I recently listed 10 Dungeon Delving Tips for Beginners. It seemed appropriate, therefore, to post 10 dungeon design tips for beginning GMs. If you follow the tips below, you’ll be well on the way top making a fun, engaging dungeon for your friends!
- Remember, it’s meant to be Fun: Above all, dungeon delving should be fun. If your dungeon isn’t fun to play, redesign it.
- Reward Attentive Play: Rewarding players for picking up on clues you scatter through the dungeon elevates the standard of game play. If the PCs can gain tactical advantages from their observations, it incentivises them to understand the dungeon. Of course, this can be taken to ludicrous levels when the PCs spend hours searching each room – avoid this wherever possible.
- Feature a Mix of Challenges: A dungeon comprising nothing but traps is colossally boring for fighters and other warrior types, while one stuffed full of undead is great if you are a paladin or cleric but less great if you are a bard. Creating a diverse and exciting mix of encounters that make sense means everyone has a chance to shine.
- Build the Dungeon to Make Sense: The dungeon needs to make sense. When you design it, keep in mind the following points.

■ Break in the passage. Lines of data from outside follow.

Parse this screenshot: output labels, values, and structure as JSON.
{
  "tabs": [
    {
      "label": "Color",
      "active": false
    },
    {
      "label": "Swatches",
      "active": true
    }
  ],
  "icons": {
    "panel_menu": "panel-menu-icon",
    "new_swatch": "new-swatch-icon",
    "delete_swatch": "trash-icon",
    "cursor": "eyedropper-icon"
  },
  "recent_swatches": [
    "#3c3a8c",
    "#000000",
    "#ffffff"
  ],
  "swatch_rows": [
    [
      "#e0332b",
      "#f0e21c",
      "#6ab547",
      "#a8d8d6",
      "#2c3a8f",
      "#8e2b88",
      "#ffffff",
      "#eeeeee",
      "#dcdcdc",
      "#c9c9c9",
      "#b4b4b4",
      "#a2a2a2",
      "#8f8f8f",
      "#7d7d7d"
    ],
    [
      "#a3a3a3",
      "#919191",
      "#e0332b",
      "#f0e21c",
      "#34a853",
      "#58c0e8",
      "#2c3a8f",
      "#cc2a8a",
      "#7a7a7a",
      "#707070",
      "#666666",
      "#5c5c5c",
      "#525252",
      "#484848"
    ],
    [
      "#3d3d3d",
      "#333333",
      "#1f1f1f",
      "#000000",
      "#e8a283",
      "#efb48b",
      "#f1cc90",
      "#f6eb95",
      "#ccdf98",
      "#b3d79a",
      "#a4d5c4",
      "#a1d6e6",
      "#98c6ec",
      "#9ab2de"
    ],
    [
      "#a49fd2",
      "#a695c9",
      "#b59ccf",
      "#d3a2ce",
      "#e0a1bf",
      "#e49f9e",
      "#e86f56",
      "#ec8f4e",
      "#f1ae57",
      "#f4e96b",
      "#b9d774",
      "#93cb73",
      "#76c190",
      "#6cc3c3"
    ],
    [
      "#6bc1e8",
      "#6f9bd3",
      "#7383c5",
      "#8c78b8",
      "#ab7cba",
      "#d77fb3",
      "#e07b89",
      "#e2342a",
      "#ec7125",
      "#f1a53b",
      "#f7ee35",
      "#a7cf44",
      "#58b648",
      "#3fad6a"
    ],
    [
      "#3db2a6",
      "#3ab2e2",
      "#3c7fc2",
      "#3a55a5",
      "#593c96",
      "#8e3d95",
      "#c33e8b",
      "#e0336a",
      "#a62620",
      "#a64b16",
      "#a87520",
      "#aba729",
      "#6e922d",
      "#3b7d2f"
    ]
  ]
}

- Design the Dungeon’s Ecology: Every dungeon has an ecology of sorts. While you don’t need to spend vast amounts of time on this, having an idea who the residents interact with each other and how they (generally) source food and drink is design time well spent. Consider how the various dungeon denizens interact with each other; are they friendly, at war or unaware of each other’s presence? If the dungeon inhabitants are not friendly with one another the complex will likely require many abandoned or empty areas to both serve as hunting grounds and a buffer between the various groups.
- Decide the Dungeon’s Purpose: Why was the dungeon built and who built it? Such decisions are crucial in building the overall look and feel of the place. This decision affects the size and scope of the dungeon as well as it’s layout and physicality. A dungeon built by dwarves, for example, will feel completely different to one built by troglodytes or serpentfolk.
- Include Wandering Monsters: Wandering monsters are an often overlooked – but crucial – part of dungeon design. Wandering monsters add a sense of uncertainty to explorations and help build a dungeon’s verisimilitude.
- Name the Dungeon: Only complete unknown dungeons will have no name. A dungeon’s name builds atmosphere and (often) shows how others view the place. It can also provide important clues about a complex. For example, the Sepulchre of Gibbering Shadows is probably infested with undead; some might have madness or sonic-based attacks. Wise adventurers will prepare for such challenges before entering.
- Include Dungeon Dressing: No dungeon exists in a vacuum. Previous explorers, residents and so on all leave their mark on the dungeon. Including minor features of interest adds to the realism of the place and incentivises the PCs to learn more about the place through their skills and observations. If you need help with dungeon dressing, consider checking out GM’s Miscellany: Dungeon Dressing by Raging Swan Press.
- Create Appropriate Challenges and Rewards: If a dungeon is too hard or too easy, it’s not going to be fun. Of course, the PCs may encounter challenges they cannot defeat, but that should be the exception not the norm. Appropriate challenges and rewards are the cornerstone of successful, long-lived games.
Help Fellow GMs
Did I miss something? Of course, I did – reducing dungeon design to such a short article is impossible! Let me know what you think should be on the list in the comments below and help your fellow GMs build better dungeons today!